◆ **TASK TO COMPLETE**
Every record must be copied out exactly.

◆ **Excerpts from a dataset**

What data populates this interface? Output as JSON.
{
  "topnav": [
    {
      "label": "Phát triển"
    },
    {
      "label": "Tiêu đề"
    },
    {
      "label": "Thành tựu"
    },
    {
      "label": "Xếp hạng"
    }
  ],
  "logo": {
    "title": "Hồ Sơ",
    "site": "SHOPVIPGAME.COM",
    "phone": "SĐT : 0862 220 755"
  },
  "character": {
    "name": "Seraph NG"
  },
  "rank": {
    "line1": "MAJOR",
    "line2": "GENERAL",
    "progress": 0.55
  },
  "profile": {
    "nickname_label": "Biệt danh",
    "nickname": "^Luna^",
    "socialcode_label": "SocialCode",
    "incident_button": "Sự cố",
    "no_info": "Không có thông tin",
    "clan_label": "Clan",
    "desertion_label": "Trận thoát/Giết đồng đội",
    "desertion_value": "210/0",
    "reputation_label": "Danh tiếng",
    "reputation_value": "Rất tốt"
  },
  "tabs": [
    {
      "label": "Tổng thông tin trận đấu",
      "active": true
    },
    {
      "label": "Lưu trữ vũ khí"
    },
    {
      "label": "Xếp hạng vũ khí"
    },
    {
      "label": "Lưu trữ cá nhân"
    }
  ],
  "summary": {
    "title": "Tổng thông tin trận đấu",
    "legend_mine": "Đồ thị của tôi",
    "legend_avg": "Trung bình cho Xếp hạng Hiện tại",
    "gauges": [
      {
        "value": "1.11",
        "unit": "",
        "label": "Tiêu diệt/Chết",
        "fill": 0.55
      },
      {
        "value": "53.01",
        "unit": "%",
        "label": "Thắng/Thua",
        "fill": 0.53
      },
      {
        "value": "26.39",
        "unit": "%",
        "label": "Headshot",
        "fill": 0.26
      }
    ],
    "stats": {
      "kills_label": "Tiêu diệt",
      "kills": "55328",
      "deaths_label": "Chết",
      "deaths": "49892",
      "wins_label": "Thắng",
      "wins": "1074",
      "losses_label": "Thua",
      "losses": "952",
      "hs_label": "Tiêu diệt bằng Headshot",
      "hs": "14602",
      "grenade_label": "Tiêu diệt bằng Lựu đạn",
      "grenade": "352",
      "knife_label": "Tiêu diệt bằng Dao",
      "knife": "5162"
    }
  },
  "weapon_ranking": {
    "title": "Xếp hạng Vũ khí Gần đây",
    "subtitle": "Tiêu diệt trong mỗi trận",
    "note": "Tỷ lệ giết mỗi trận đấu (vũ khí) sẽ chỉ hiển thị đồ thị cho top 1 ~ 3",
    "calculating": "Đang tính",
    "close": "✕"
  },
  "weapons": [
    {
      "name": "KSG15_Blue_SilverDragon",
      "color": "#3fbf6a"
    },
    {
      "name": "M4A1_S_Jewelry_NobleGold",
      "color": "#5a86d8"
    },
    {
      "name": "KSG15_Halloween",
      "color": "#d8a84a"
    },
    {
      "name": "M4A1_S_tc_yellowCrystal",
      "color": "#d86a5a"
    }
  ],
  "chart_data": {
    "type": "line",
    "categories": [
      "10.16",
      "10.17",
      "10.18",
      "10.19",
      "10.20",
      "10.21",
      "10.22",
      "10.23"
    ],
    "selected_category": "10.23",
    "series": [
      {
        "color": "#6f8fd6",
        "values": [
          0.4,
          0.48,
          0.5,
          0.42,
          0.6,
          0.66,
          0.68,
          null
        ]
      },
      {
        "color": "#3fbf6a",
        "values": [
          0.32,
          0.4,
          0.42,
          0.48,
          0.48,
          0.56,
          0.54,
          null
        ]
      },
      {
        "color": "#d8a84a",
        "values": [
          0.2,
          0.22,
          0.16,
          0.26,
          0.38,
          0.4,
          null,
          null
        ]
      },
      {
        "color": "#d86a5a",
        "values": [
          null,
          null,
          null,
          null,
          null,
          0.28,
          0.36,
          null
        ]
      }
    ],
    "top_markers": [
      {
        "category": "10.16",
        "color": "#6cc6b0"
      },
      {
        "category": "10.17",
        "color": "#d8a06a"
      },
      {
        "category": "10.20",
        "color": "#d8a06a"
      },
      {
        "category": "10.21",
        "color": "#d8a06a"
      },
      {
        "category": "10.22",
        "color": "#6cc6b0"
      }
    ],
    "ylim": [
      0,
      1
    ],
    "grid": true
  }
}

◆ **EXERCISE OUTPUT**
What data populates this interface? Output as JSON.
{
  "topnav": [
    {
      "label": "Phát triển"
    },
    {
      "label": "Tiêu đề"
    },
    {
      "label": "Thành tựu"
    },
    {
      "label": "Xếp hạng"
    }
  ],
  "logo": {
    "title": "Hồ Sơ",
    "site": "SHOPVIPGAME.COM",
    "phone": "SĐT : 0862 220 755"
  },
  "character": {
    "name": "Seraph NG"
  },
  "rank": {
    "line1": "MAJOR",
    "line2": "GENERAL",
    "progress": 0.55
  },
  "profile": {
    "nickname_label": "Biệt danh",
    "nickname": "^Luna^",
    "socialcode_label": "SocialCode",
    "incident_button": "Sự cố",
    "no_info": "Không có thông tin",
    "clan_label": "Clan",
    "desertion_label": "Trận thoát/Giết đồng đội",
    "desertion_value": "210/0",
    "reputation_label": "Danh tiếng",
    "reputation_value": "Rất tốt"
  },
  "tabs": [
    {
      "label": "Tổng thông tin trận đấu",
      "active": true
    },
    {
      "label": "Lưu trữ vũ khí"
    },
    {
      "label": "Xếp hạng vũ khí"
    },
    {
      "label": "Lưu trữ cá nhân"
    }
  ],
  "summary": {
    "title": "Tổng thông tin trận đấu",
    "legend_mine": "Đồ thị của tôi",
    "legend_avg": "Trung bình cho Xếp hạng Hiện tại",
    "gauges": [
      {
        "value": "1.11",
        "unit": "",
        "label": "Tiêu diệt/Chết",
        "fill": 0.55
      },
      {
        "value": "53.01",
        "unit": "%",
        "label": "Thắng/Thua",
        "fill": 0.53
      },
      {
        "value": "26.39",
        "unit": "%",
        "label": "Headshot",
        "fill": 0.26
      }
    ],
    "stats": {
      "kills_label": "Tiêu diệt",
      "kills": "55328",
      "deaths_label": "Chết",
      "deaths": "49892",
      "wins_label": "Thắng",
      "wins": "1074",
      "losses_label": "Thua",
      "losses": "952",
      "hs_label": "Tiêu diệt bằng Headshot",
      "hs": "14602",
      "grenade_label": "Tiêu diệt bằng Lựu đạn",
      "grenade": "352",
      "knife_label": "Tiêu diệt bằng Dao",
      "knife": "5162"
    }
  },
  "weapon_ranking": {
    "title": "Xếp hạng Vũ khí Gần đây",
    "subtitle": "Tiêu diệt trong mỗi trận",
    "note": "Tỷ lệ giết mỗi trận đấu (vũ khí) sẽ chỉ hiển thị đồ thị cho top 1 ~ 3",
    "calculating": "Đang tính",
    "close": "✕"
  },
  "weapons": [
    {
      "name": "KSG15_Blue_SilverDragon",
      "color": "#3fbf6a"
    },
    {
      "name": "M4A1_S_Jewelry_NobleGold",
      "color": "#5a86d8"
    },
    {
      "name": "KSG15_Halloween",
      "color": "#d8a84a"
    },
    {
      "name": "M4A1_S_tc_yellowCrystal",
      "color": "#d86a5a"
    }
  ],
  "chart_data": {
    "type": "line",
    "categories": [
      "10.16",
      "10.17",
      "10.18",
      "10.19",
      "10.20",
      "10.21",
      "10.22",
      "10.23"
    ],
    "selected_category": "10.23",
    "series": [
      {
        "color": "#6f8fd6",
        "values": [
          0.4,
          0.48,
          0.5,
          0.42,
          0.6,
          0.66,
          0.68,
          null
        ]
      },
      {
        "color": "#3fbf6a",
        "values": [
          0.32,
          0.4,
          0.42,
          0.48,
          0.48,
          0.56,
          0.54,
          null
        ]
      },
      {
        "color": "#d8a84a",
        "values": [
          0.2,
          0.22,
          0.16,
          0.26,
          0.38,
          0.4,
          null,
          null
        ]
      },
      {
        "color": "#d86a5a",
        "values": [
          null,
          null,
          null,
          null,
          null,
          0.28,
          0.36,
          null
        ]
      }
    ],
    "top_markers": [
      {
        "category": "10.16",
        "color": "#6cc6b0"
      },
      {
        "category": "10.17",
        "color": "#d8a06a"
      },
      {
        "category": "10.20",
        "color": "#d8a06a"
      },
      {
        "category": "10.21",
        "color": "#d8a06a"
      },
      {
        "category": "10.22",
        "color": "#6cc6b0"
      }
    ],
    "ylim": [
      0,
      1
    ],
    "grid": true
  }
}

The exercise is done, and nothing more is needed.